Part 2: Missed Opportunities When Specifying or Operating BAS
Part 3: Intriguing BAS Innovations FMs Should Have On Their Radar
Part 4: Optimal Life Cycle for a Typical BAS
Part 5: Best Practices for Securing BAS
July 2014 -
Building Automation Article Use Policy
BAS can be pretty complex or more streamlined and often facility managers are told to select the systems that are appropriate to them so they don't end up paying for bells and whistles they don't need. What is the best way to know what the right level of automation is for a facility/campus?The most important step in determining the complexity of the system is identifying the building automation needs of the facility. It also is the step most frequently skipped. Too often, it is simply assumed that each BAS is equally capable of automating all functions in the facility. Furthermore, it is assumed that all facilities will benefit equally from automation. But building automation systems are not one size fits all. There are a wide-range of functions that can be performed by the systems, and some systems are more capable in certain areas than others. The first cost of the system is directly related to size of the system and number of control points.Failing to identify the facility needs first will increase the chances that the BAS will be overly expensive or will fail to live up to expectations. The project team should start by listing the reasons why the system is being installed. What building equipment is connected to the system? What functions does the system perform? Typically, the maintenance personnel are a primary user of the data generated by the system. Equipment operating histories, system trends, error logs, and maintenance costs — all of these can be used by maintenance personnel in diagnosing equipment problems in the facility. What are the diagnostic capabilities of the system? Is information easy to compile? Building operations personnel will be the front-line users of the system — entering data, retrieving data, running reports, changing system operating schedules and parameters, initiating control actions, and responding to system alarms and errors. One of the most important considerations then is the system interface. How effective is the interface? Is it easy to learn and use? Are commands intuitive? How difficult is it to access information?

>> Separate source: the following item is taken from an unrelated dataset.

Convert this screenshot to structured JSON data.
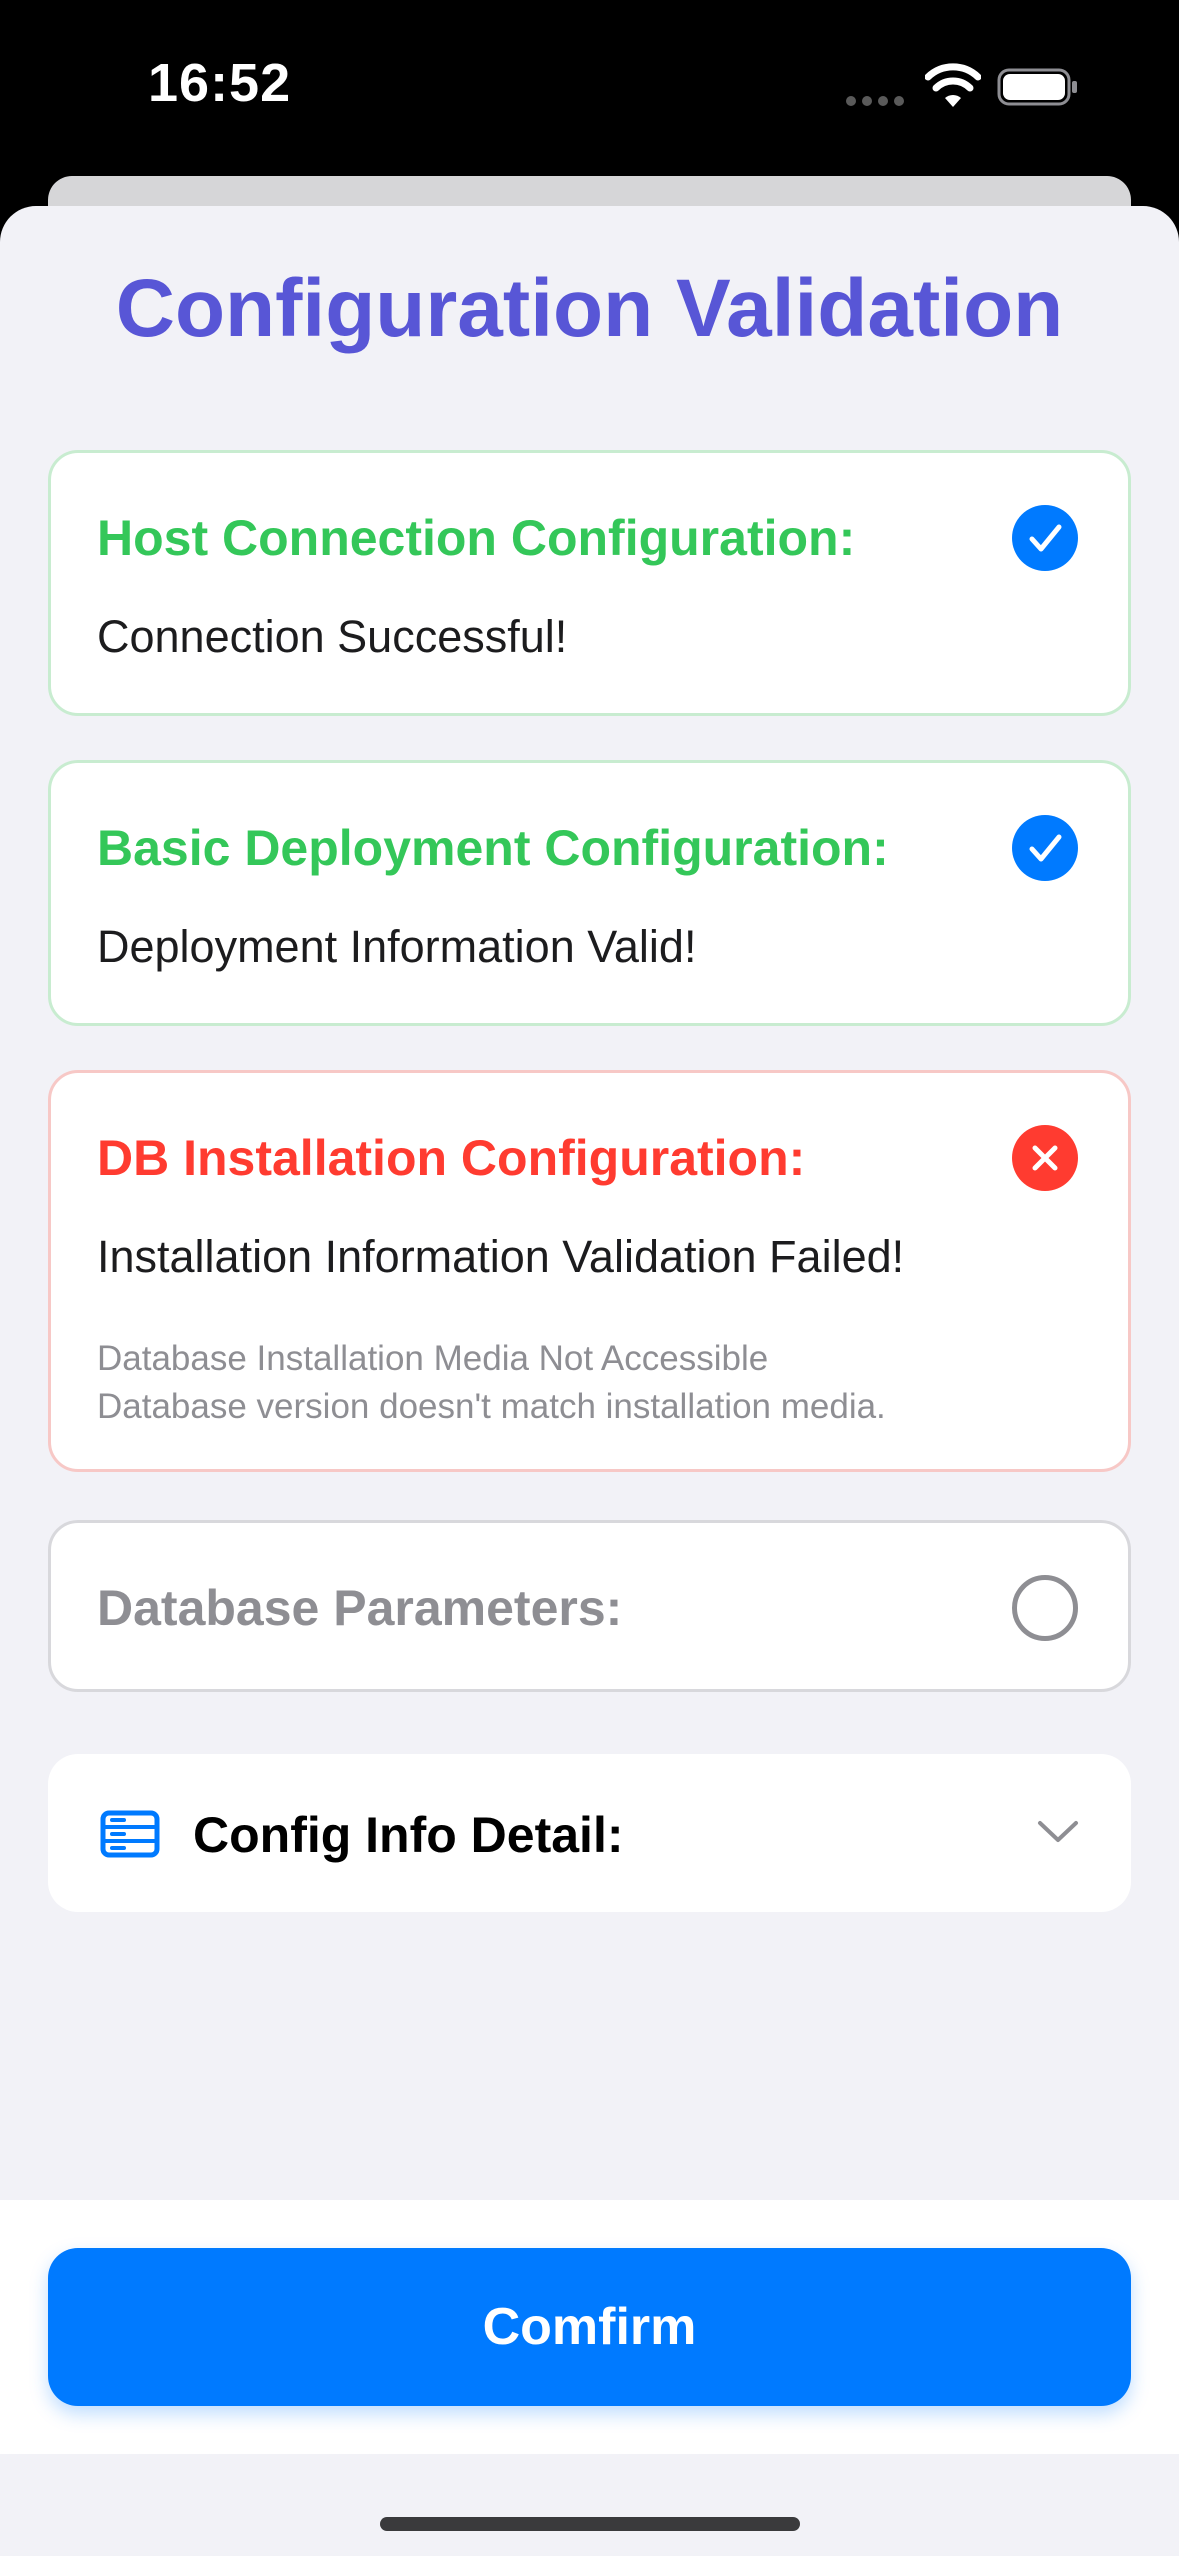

Answers by Raed Salem, director of MEP Engineering, Larson & Darby Group.